Sociological theories (also known as theoretical perspectives) are as diverse as theories in other disciplines. However, applying these theoretical perspectives together provides sociologists a wider lens in which to view societal issues. So, if we use the example of homelessness as a social issue that needs to be solved, we can then apply each of the following theoretical perspectives to it: the symbolic interactionist perspective, the functionalist perspective, and the conflict perspective.

The symbolic interactionist perspective (often called symbolic interaction) is rooted in the work of social thinker, Max Weber (1864-1920) and his ideas concerning rationalism, or how societies are built around the notion of a society founded on logic and efficiency instead of traditions and morals. Weber might note that homelessness is a symbol of the United States inability to adhere to the tenets of a capitalist society, and as such, has caused certain members of society to be homeless. Simplistic yes, but in this example, homelessness is seen as a “symbol” of a failing of the greater society.

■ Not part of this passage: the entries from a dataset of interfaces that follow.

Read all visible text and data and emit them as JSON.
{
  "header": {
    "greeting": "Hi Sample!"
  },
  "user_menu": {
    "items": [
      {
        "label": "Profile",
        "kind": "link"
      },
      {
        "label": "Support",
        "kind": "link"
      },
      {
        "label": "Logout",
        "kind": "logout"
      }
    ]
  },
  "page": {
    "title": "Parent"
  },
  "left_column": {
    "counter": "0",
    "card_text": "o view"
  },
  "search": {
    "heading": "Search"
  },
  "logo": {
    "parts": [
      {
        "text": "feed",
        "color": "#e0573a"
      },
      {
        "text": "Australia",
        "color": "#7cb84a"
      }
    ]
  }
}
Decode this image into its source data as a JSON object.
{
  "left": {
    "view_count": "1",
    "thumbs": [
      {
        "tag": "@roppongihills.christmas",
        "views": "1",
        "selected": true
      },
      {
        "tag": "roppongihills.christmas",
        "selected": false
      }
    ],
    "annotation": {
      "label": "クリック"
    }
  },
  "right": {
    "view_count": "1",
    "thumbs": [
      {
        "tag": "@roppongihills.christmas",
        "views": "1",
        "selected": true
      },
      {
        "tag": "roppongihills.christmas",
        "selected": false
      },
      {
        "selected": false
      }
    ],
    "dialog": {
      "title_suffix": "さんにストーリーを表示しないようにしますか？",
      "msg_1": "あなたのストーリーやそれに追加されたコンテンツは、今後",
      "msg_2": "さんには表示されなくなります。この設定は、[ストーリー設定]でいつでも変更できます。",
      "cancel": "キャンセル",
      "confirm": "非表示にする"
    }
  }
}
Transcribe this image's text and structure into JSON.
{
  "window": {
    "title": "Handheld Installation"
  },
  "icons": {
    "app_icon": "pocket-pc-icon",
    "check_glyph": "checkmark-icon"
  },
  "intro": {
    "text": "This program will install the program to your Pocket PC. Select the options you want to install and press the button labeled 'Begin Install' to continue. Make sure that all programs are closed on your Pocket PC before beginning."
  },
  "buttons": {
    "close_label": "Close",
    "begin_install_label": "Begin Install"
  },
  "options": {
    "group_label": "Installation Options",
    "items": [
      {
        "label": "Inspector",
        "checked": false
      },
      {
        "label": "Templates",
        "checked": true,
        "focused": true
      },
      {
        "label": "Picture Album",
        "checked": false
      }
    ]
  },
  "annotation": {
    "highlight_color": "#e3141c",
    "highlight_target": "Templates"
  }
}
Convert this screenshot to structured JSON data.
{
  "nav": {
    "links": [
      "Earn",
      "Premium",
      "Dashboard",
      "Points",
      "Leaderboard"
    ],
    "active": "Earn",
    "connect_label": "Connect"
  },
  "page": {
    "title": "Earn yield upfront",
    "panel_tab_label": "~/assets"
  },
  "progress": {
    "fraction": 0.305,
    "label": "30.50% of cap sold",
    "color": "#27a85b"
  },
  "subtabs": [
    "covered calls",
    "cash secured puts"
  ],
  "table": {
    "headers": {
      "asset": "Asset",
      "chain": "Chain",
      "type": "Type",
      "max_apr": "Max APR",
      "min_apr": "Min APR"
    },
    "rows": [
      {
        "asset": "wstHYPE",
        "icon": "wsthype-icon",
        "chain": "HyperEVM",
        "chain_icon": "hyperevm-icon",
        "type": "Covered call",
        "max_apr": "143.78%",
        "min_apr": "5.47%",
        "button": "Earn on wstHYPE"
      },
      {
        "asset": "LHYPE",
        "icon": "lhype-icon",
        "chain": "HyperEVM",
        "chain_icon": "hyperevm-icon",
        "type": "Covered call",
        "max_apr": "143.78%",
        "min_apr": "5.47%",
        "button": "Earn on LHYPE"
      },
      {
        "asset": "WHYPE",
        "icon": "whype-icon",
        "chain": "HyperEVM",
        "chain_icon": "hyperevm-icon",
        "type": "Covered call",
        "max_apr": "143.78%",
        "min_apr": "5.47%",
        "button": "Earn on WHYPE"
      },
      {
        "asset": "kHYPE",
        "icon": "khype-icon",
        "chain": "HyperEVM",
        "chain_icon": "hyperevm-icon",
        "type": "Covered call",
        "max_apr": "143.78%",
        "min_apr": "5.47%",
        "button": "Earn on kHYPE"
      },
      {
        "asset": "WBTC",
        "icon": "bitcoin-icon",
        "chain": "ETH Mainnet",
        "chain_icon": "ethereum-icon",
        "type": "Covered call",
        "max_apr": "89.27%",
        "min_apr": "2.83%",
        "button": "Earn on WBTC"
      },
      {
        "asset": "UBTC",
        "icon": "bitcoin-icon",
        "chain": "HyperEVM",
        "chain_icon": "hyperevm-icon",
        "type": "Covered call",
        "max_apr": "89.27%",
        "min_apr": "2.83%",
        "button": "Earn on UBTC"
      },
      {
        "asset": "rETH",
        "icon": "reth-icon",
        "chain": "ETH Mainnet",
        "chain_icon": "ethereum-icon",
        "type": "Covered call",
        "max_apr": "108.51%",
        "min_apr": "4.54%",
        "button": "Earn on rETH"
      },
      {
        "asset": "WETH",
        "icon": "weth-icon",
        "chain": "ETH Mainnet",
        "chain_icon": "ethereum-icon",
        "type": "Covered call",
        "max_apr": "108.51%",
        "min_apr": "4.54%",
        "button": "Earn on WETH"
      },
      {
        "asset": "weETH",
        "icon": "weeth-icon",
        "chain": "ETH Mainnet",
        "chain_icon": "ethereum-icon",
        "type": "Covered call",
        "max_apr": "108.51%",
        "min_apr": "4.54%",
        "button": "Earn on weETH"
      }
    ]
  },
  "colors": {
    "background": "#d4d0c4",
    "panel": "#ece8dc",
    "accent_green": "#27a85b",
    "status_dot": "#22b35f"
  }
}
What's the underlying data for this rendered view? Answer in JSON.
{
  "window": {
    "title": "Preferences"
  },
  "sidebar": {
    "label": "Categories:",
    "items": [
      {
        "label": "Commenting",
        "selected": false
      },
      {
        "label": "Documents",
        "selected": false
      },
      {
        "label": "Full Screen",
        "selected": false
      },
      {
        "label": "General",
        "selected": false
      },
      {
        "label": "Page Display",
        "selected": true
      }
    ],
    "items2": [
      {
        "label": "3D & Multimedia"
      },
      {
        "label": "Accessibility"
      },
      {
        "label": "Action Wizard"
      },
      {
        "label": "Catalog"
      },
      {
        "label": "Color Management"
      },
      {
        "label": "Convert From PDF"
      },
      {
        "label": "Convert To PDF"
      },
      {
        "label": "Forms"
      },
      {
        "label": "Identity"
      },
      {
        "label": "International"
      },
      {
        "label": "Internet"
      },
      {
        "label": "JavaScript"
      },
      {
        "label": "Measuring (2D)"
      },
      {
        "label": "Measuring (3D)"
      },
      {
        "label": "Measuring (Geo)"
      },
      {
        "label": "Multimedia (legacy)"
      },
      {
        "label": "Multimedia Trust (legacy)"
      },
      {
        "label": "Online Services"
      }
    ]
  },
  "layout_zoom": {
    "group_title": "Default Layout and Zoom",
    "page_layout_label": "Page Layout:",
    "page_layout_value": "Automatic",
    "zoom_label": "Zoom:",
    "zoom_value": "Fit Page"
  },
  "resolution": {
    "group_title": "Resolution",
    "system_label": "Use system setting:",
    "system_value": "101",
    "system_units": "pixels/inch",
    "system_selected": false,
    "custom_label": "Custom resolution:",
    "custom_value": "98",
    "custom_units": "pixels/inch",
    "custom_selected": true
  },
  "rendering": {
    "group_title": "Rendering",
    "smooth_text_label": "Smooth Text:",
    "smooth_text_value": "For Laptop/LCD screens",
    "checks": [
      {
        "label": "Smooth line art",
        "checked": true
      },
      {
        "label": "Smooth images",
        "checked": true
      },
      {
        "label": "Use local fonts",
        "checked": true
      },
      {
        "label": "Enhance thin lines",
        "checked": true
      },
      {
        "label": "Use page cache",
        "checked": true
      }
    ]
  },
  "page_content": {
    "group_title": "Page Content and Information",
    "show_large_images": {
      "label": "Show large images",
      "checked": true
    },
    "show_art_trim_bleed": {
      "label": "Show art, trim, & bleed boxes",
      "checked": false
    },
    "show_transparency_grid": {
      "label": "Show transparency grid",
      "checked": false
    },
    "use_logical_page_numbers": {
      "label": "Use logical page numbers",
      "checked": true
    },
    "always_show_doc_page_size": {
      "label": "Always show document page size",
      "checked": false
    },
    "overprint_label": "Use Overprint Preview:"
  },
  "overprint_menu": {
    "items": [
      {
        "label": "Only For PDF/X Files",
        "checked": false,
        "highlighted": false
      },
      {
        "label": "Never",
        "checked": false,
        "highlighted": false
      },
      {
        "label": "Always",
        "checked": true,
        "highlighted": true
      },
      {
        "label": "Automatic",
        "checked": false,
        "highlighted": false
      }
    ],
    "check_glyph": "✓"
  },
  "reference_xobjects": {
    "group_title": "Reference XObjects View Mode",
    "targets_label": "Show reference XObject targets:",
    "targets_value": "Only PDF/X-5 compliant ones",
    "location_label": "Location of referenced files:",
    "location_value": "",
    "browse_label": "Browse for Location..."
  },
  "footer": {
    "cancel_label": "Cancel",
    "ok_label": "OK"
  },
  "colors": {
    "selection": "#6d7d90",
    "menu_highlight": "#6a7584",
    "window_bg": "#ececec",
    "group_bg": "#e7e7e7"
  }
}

The functionalist perspective, is named for Emile Durkheim’s (1858-1917) perspective that society is greater than the sum of its parts. Durkheim viewed society like a living organism, in that all the parts functioned together for the benefit of the whole. For a society to truly function in an efficient manner every part needed to work correctly. As this is applied to our example of homelessness it could be argued that because of circumstances like wealth inequality, or subpar social services, or a downtrodden economy an individual could become homeless as a result.

The conflict perspective (also known as conflict theory) was coined by Karl Marx (1818-1883) who viewed conflict as the primary driver of social change. He maintained that constant strife between the owners of the means of production (the bourgeoisie) and the laborers (the proletariat) is what propels and shapes societies. If we were to apply a conflict perspective to the homelessness example perhaps we as sociologists could deduce that homelessness is caused by large, monopolistic corporations laying off hundreds of thousands of workers every year in sake of the bottom line, thus consigning many to homelessness.

There is no sociological perspective better than the next. In fact, taken in concert, applying all three of these sociological perspectives will ensure that a broader social context is understood by all.

nerdyprof | Student

Modern sociologists apply three basic theoretical perspectives; the functionalist perspective, the conflict perspective, and the symbolic interactionist perspective in an attempt to develop theoretical paradigms for unraveling the impact of society on people, and vice versa.

The functionalism perspective maintains that a weak society is as a result of social problems. However, social problems are not a reflection of a fundamental fault in the structuring of the society. Social problems should be solved in a gradual fashion rather than far-reaching and sudden change. In spite of their negative impacts, social problems occasionally serve essential societal roles.

The conflict theory suggests that social problems emanate from fundamental faults in the society’s structure, which are based on gender, race, social class, and other factors. To eliminate or reduce social inequalities, far-reaching change is needed in the societal structure.

Symbolic interactionism perspective indicates that social problems emanate from interactions among individuals. In essence, problematic characters in the society have been noted to copy their behaviors from other people in the society

All the aforementioned perspectives explore the same problems in society, but in distinct ways. Thus, it is true to conclude that each of these perspectives is as effective as the other. A collective consideration of their views offers a more detailed analysis of problems in society than any single view.


Theoretical Perspectives | Introduction to Sociology. (2012, February 1). Retrieved from

dmvinson | Student

All three sociological theories have the potential to be effective in approaching issues of society, as each of these perspectives define some part of the framework of civilization.

The symbolic interactionist perspective, introduced in the early 1920’s by George Herbert Mead, asserts that meaning is attached to symbols. A handshake, a wedding ring, written music, for instance, are all symbols that represent characteristics of society and can be subject to individual interpretation. These elements of society are defined by individuals and can be perceived as such, thus emphasizing that humans see themselves as society dictates.

Next, the functionalist perspective, introduced by Emile Durkheim, defines society as the sum of it’s parts. This perspective is based on how each institution works with the others to form an inter dependency necessary to sustain and stabilize society. This macro theory asserts that the “parts”, such as education, law, marriage/family, religion, division of labor, work together to meet societal needs and allow communities to provide for individual needs, thus society is cohesive and working as a whole.

Lastly, the conflict perspective, introduced by Karl Marx, holds that society’s evolution over time demands for competition to take place between different demographic groups where inequality may exist. For instance, differences in class, race, gender can dictate who is able to obtain the most available resources. This conflict and competition is essential for achieving what is needed for survival, as well as flourishing in society.

The first theory, symbolic interactionist, is considered a micro theory, and is necessary in defining how individuals interact and coexist in society. The other two, functionalist and conflict, are macro theories, which encompass different aspects of survival in society on a large scale. All three perspectives contribute to the different facets of social issues.